→ **Aim of the task**
Line count for "title": give how many lines in the data below contain it, with no other words.

→ **Information provided**
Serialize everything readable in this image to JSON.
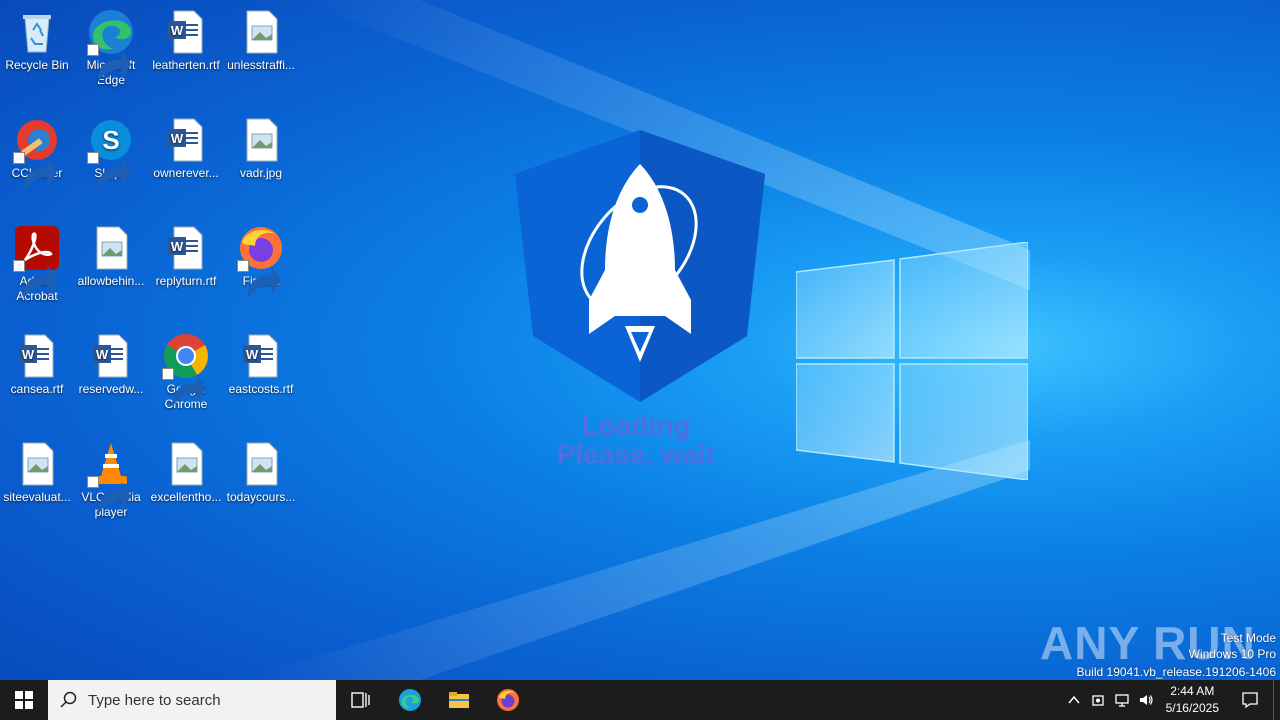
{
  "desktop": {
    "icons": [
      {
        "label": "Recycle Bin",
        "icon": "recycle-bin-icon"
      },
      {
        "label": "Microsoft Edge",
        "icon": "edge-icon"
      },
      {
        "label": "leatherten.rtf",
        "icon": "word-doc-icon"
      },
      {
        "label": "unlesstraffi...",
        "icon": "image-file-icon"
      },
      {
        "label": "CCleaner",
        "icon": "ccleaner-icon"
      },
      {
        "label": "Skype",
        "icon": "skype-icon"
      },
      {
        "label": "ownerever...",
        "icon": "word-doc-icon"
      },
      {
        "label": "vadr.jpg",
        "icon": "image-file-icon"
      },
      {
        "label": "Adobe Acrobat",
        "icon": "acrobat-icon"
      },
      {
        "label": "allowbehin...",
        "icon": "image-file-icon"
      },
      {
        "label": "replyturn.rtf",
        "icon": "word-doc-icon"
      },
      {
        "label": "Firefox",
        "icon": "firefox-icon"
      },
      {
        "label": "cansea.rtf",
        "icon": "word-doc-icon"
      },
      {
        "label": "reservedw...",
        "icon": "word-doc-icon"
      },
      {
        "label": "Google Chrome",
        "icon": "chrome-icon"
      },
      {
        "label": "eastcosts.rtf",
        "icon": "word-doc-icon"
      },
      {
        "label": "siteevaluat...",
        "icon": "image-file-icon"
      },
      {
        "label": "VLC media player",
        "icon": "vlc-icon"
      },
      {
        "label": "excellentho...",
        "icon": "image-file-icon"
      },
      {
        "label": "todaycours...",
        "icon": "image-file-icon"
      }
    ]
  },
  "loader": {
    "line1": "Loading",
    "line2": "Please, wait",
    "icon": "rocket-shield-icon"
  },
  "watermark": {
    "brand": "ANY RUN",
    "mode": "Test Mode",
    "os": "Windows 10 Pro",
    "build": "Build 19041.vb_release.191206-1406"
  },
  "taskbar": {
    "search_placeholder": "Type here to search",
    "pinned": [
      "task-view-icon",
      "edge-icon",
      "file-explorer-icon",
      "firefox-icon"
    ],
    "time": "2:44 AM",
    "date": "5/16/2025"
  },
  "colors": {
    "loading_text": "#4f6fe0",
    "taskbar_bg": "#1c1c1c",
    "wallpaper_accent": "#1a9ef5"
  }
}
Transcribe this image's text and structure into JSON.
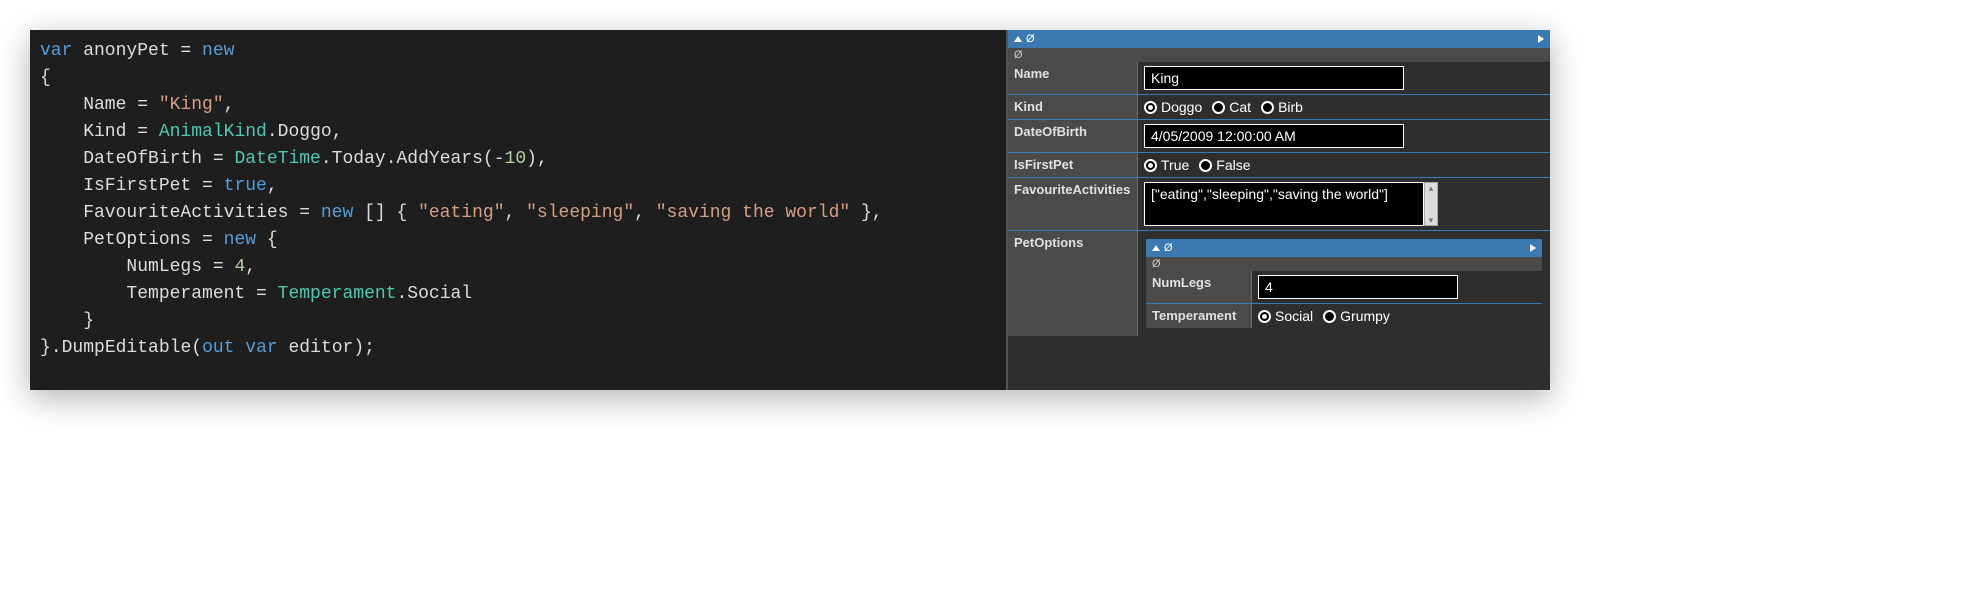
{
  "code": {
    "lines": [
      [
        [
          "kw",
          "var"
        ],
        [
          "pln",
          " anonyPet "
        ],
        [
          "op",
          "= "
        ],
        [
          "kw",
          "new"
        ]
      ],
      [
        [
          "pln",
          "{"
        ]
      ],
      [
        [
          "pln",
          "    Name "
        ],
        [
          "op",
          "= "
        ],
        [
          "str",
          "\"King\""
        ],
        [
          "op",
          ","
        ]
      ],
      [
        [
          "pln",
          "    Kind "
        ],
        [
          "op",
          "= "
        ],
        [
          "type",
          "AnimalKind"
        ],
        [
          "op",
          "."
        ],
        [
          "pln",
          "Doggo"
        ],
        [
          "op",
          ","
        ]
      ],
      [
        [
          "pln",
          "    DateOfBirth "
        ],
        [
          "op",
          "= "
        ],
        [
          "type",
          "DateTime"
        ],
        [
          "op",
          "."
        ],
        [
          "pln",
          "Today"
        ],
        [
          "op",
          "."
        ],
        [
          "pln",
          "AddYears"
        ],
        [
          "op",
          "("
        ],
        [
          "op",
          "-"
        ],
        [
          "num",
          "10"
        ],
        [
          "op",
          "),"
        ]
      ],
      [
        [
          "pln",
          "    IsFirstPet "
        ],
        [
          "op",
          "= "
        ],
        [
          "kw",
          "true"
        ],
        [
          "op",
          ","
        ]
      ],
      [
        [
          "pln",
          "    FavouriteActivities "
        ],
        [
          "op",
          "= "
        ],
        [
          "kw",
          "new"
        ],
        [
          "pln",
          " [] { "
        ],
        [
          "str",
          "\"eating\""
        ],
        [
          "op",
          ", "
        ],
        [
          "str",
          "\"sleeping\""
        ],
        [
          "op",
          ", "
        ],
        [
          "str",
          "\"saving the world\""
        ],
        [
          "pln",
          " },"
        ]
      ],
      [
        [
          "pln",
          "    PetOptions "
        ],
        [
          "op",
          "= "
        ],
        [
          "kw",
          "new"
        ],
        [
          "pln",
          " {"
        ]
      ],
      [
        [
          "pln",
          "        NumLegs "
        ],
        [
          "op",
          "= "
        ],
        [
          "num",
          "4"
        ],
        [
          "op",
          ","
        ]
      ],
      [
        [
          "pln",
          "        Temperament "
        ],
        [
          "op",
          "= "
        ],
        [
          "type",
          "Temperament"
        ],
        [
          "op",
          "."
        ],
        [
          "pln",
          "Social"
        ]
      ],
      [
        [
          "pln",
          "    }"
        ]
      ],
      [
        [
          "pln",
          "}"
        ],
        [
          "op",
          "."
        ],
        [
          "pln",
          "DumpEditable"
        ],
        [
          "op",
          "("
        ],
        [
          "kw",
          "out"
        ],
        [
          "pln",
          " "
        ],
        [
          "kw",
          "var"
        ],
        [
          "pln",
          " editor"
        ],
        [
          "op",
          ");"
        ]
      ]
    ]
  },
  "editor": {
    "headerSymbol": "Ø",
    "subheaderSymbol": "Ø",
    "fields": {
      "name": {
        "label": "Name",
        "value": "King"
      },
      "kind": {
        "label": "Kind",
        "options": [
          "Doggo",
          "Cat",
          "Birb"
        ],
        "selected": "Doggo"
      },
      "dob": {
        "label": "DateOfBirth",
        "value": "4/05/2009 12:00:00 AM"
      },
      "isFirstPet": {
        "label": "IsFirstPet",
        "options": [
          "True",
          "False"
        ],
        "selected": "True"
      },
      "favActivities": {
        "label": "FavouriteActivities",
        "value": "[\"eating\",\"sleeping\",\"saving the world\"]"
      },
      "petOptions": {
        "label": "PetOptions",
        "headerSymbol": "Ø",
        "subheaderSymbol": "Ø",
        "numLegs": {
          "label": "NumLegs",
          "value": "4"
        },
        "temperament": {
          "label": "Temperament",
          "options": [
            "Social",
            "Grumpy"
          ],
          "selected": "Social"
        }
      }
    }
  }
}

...

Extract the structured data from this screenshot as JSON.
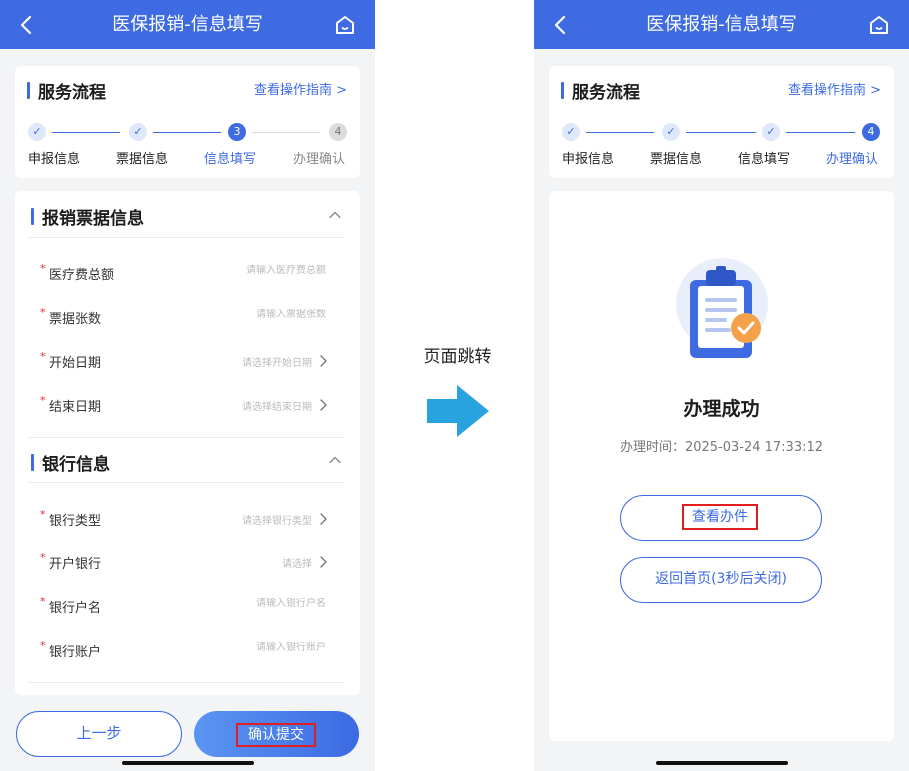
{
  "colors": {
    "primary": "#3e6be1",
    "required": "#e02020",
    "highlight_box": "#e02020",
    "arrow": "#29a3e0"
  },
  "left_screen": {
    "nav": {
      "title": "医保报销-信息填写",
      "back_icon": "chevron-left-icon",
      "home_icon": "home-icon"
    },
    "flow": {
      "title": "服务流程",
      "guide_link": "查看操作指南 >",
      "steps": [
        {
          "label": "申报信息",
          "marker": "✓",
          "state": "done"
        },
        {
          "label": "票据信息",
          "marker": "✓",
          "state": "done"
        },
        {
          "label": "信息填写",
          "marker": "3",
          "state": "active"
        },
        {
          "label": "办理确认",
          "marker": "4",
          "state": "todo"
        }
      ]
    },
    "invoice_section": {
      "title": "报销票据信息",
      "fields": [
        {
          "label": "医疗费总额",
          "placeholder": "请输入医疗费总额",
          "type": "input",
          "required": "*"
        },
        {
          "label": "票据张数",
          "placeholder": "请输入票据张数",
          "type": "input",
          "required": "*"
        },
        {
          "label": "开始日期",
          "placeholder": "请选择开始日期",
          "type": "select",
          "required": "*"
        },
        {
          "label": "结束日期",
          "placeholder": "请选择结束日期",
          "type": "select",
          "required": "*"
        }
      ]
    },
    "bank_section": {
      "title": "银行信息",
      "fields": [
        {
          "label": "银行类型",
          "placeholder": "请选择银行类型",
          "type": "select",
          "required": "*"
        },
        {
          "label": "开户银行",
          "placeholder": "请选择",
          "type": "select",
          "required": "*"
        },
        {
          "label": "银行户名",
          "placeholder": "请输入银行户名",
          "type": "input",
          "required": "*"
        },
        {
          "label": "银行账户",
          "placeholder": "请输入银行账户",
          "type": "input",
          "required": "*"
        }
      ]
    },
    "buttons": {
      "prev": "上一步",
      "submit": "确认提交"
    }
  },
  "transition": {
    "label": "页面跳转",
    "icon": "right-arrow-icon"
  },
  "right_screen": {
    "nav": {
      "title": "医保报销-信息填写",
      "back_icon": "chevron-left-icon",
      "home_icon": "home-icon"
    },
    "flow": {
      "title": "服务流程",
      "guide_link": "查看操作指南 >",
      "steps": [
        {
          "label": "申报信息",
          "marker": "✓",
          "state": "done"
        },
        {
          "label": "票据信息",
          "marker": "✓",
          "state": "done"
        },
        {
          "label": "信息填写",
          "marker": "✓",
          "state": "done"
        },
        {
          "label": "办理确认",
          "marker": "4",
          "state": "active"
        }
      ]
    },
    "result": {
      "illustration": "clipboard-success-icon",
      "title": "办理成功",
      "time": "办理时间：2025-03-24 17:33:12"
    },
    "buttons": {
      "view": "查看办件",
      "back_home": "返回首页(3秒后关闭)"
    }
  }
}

→ **Response box**
7